Low-dose aspirin, an anti-platelet drug, is an excellent choice for many. Aspirin is classed as a non-steroidal anti inflammatory drug. This means that it reduces inflammation but does not contain steroids.
Aspirin is a drug that is very familiar to most people. It’s a medication that most of us have taken at one time or another for fever or a headache. But aspirin also has other qualities. It’s a drug that has been shown by research to reduce the chances of a heart attack or stroke.
Aspirin is often prescribed by haematologists for people with MPNs, because it reduces the risk of clots. This treatment does have some side effects, but it is safe for most people. Aspirin is available in tablet form and dispersible form (dissolves in water), some tablets are enteric coated.
Why take this drug

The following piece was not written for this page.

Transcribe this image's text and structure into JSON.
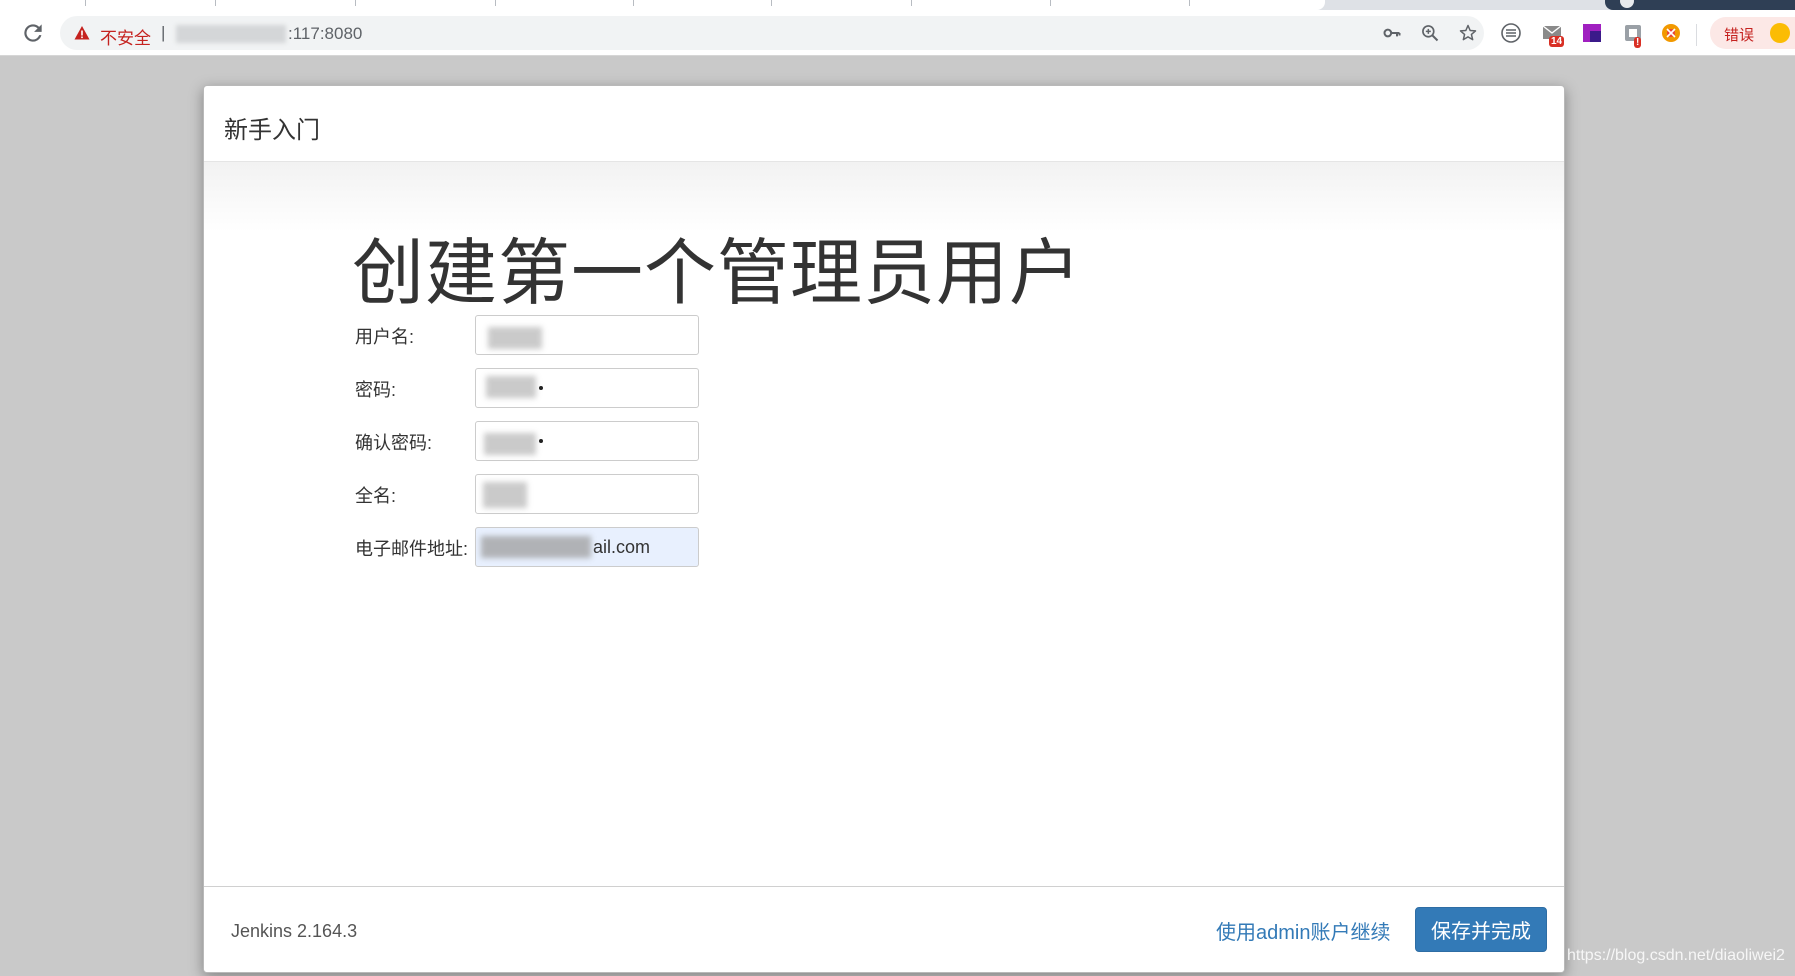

Aspirin is one of the most effective drugs with the fewest side effects that we have available to treat all MPNs: essential thrombocythaemia (ET), polycythaemia vera (PV) and myelofibrosis (MF).
While aspirin isn’t appropriate for everyone, this treatment is an excellent choice for many people. If your MPN is low risk and you have a low risk of clots, you may be able to take 75 mg low-dose aspirin (or in the US 81 mg) and in some cases you may not need any additional treatment. If you have PV you may be able to combine aspirin therapy with your phlebotomy treatments.
If you have more risk factors or if your platelet count is higher, your haematologist may recommend that you take aspirin in conjunction with other medications such as hydroxycarbamide. The two drugs work in different ways to help reduce your risk of clots such as heart attack or stroke.
Aspirin may not be suitable if you have low platelets and if you suffer from bleeding. It is also known to increase the risk of developing asthma.
Sometimes aspirin is given with a second so-called antiplatelet drug such as clopidogrel or Plavix.
How it works
Aspirin is a drug that acts on platelets in your body. It blocks a platelet enzyme, this reduces the ability of platelets to form clumps or clots. Aspirin makes the platelets less ““sticky””, so that they are less likely to stick together. Research shows that aspirin is very effective at reducing risks of heart attacks and strokes in many people with different levels of risk.
Minor side effects
Low-dose aspirin does have some side effects. The most common side effects of this drug are bleeding and indigestion. You may find that you bruise more easily and that you bleed for a long time if you cut yourself. It can help to keep a supply of sterile bandages on hand so that you can apply pressure to any small cuts or wounds. If you develop indigestion or worsening indigestion on aspirin it is important to inform your doctor.
More serious side effects
In rare cases aspirin can have more serious side effects. Some people are allergic to aspirin. Aspirin can also cause gastric irritation and bleeding in the stomach and contribute to ulcers. You may also need to be checked if you develop stomach pain or bleeding. Aspirin is also known to increase the risk of developing asthma.
Your haematologist will tell you if aspirin is safe for your particular situation. He or she may suggest similar medications such as dipyridamole and clopidogrel if you suffer from side effects when taking this drug.
If you are planning surgery, your doctor may advise that you stop aspirin therapy temporarily to prevent bleeding problems.
Can I eat and drink normally? We recommend that you eat a normal, healthy diet and drink plenty of water. If you experience any stomach distress or burning, you may need to reduce consumption of tea, coffee, spicy and peppery foods and other foods that may upset your stomach. Your haematologist or GP can offer dietary advice.
Can I drink alcohol? Alcohol can cause stomach upset, so it may help to reduce your consumption of alcohol if you are on aspirin therapy. While it is safe to drink alcohol in moderation whilst taking aspirin, we recommend you do not exceed the recommended weekly limits of 14 units of alcohol per week for men and women. Alcohol can cause dehydration, and it is important to avoid becoming dehydrated if you have an MPN. Please ask your nurse or doctor if you require more information regarding alcohol consumption.
What if I want to have a child? Aspirin is generally safe until late in pregnancy. Please see our mpns in pregnancy section for more information on pregnancy in MPNs.
Who will prescribe aspirin for me? Low-dose aspirin can be purchased in any chemists or pharmacy. You may find that coated aspirin is easier for you to take and minimises stomach distress. Your doctor, specially-trained nurse, hospital pharmacist or sometimes your GP will prescribe your medication.
What if I need an operation or dental procedure? You may be advised to stop taking aspirin for at time before your surgery or procedure to avoid excessive bleeding. Always talk with your haematologist to get his or her advice before surgery or any procedure, no matter how minor.
What about use of other painkillers? When taking aspirin, it is not advisable to take other anti-inflammatory painkillers such as ibuprofen. Ask your consultant of GP for advice and remind your consultant that you are taking other painkillers they may ask you to stop the aspirin or give different instructions for taking it.
If you’d like more information you can download our leaflets about MPN medications.